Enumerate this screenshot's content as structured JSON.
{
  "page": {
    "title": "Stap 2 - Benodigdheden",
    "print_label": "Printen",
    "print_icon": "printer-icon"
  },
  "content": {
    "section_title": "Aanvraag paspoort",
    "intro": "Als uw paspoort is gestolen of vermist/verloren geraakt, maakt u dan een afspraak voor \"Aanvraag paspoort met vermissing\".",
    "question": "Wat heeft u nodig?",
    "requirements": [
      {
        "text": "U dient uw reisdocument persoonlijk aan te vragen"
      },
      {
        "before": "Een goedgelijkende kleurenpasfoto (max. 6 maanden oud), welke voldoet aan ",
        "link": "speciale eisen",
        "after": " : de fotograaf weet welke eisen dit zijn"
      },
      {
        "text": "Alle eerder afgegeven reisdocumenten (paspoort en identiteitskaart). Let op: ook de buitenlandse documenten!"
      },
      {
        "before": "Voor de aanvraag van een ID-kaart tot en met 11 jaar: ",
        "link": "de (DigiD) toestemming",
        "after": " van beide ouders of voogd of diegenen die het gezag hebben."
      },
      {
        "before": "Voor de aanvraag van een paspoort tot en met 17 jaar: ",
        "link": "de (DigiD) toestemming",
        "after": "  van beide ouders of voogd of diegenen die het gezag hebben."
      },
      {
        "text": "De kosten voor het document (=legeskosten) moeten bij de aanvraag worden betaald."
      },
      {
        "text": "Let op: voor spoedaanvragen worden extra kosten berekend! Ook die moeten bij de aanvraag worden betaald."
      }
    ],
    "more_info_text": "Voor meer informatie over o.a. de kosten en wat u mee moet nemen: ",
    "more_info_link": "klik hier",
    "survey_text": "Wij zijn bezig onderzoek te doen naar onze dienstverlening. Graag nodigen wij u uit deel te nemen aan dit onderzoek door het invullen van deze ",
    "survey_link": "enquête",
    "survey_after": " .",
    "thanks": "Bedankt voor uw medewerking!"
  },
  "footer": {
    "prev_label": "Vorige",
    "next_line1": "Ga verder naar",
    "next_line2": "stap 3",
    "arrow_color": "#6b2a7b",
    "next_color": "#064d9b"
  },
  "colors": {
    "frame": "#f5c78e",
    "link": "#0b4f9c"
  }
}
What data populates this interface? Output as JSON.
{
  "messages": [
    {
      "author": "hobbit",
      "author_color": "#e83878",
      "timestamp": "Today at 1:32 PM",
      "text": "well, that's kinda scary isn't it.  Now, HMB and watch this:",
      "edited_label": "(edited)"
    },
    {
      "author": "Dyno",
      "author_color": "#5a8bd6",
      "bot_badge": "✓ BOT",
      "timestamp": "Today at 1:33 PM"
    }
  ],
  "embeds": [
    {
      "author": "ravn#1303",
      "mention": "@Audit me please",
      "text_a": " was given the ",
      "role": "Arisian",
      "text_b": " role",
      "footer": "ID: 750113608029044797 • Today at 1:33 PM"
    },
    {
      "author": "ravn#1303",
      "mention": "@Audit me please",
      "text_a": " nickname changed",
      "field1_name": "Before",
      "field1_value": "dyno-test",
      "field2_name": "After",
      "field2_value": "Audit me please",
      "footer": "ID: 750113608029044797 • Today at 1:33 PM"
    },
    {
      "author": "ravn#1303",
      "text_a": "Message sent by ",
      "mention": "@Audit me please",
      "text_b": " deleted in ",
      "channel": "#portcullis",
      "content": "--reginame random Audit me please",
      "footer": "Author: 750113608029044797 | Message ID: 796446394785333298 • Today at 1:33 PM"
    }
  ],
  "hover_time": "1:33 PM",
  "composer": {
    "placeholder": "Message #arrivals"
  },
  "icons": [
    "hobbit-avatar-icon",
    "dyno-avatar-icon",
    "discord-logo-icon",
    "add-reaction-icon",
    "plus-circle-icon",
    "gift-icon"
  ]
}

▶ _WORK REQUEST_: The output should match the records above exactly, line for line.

▶ _THE ANSWER_:
Enumerate this screenshot's content as structured JSON.
{
  "page": {
    "title": "Stap 2 - Benodigdheden",
    "print_label": "Printen",
    "print_icon": "printer-icon"
  },
  "content": {
    "section_title": "Aanvraag paspoort",
    "intro": "Als uw paspoort is gestolen of vermist/verloren geraakt, maakt u dan een afspraak voor \"Aanvraag paspoort met vermissing\".",
    "question": "Wat heeft u nodig?",
    "requirements": [
      {
        "text": "U dient uw reisdocument persoonlijk aan te vragen"
      },
      {
        "before": "Een goedgelijkende kleurenpasfoto (max. 6 maanden oud), welke voldoet aan ",
        "link": "speciale eisen",
        "after": " : de fotograaf weet welke eisen dit zijn"
      },
      {
        "text": "Alle eerder afgegeven reisdocumenten (paspoort en identiteitskaart). Let op: ook de buitenlandse documenten!"
      },
      {
        "before": "Voor de aanvraag van een ID-kaart tot en met 11 jaar: ",
        "link": "de (DigiD) toestemming",
        "after": " van beide ouders of voogd of diegenen die het gezag hebben."
      },
      {
        "before": "Voor de aanvraag van een paspoort tot en met 17 jaar: ",
        "link": "de (DigiD) toestemming",
        "after": "  van beide ouders of voogd of diegenen die het gezag hebben."
      },
      {
        "text": "De kosten voor het document (=legeskosten) moeten bij de aanvraag worden betaald."
      },
      {
        "text": "Let op: voor spoedaanvragen worden extra kosten berekend! Ook die moeten bij de aanvraag worden betaald."
      }
    ],
    "more_info_text": "Voor meer informatie over o.a. de kosten en wat u mee moet nemen: ",
    "more_info_link": "klik hier",
    "survey_text": "Wij zijn bezig onderzoek te doen naar onze dienstverlening. Graag nodigen wij u uit deel te nemen aan dit onderzoek door het invullen van deze ",
    "survey_link": "enquête",
    "survey_after": " .",
    "thanks": "Bedankt voor uw medewerking!"
  },
  "footer": {
    "prev_label": "Vorige",
    "next_line1": "Ga verder naar",
    "next_line2": "stap 3",
    "arrow_color": "#6b2a7b",
    "next_color": "#064d9b"
  },
  "colors": {
    "frame": "#f5c78e",
    "link": "#0b4f9c"
  }
}
What data populates this interface? Output as JSON.
{
  "messages": [
    {
      "author": "hobbit",
      "author_color": "#e83878",
      "timestamp": "Today at 1:32 PM",
      "text": "well, that's kinda scary isn't it.  Now, HMB and watch this:",
      "edited_label": "(edited)"
    },
    {
      "author": "Dyno",
      "author_color": "#5a8bd6",
      "bot_badge": "✓ BOT",
      "timestamp": "Today at 1:33 PM"
    }
  ],
  "embeds": [
    {
      "author": "ravn#1303",
      "mention": "@Audit me please",
      "text_a": " was given the ",
      "role": "Arisian",
      "text_b": " role",
      "footer": "ID: 750113608029044797 • Today at 1:33 PM"
    },
    {
      "author": "ravn#1303",
      "mention": "@Audit me please",
      "text_a": " nickname changed",
      "field1_name": "Before",
      "field1_value": "dyno-test",
      "field2_name": "After",
      "field2_value": "Audit me please",
      "footer": "ID: 750113608029044797 • Today at 1:33 PM"
    },
    {
      "author": "ravn#1303",
      "text_a": "Message sent by ",
      "mention": "@Audit me please",
      "text_b": " deleted in ",
      "channel": "#portcullis",
      "content": "--reginame random Audit me please",
      "footer": "Author: 750113608029044797 | Message ID: 796446394785333298 • Today at 1:33 PM"
    }
  ],
  "hover_time": "1:33 PM",
  "composer": {
    "placeholder": "Message #arrivals"
  },
  "icons": [
    "hobbit-avatar-icon",
    "dyno-avatar-icon",
    "discord-logo-icon",
    "add-reaction-icon",
    "plus-circle-icon",
    "gift-icon"
  ]
}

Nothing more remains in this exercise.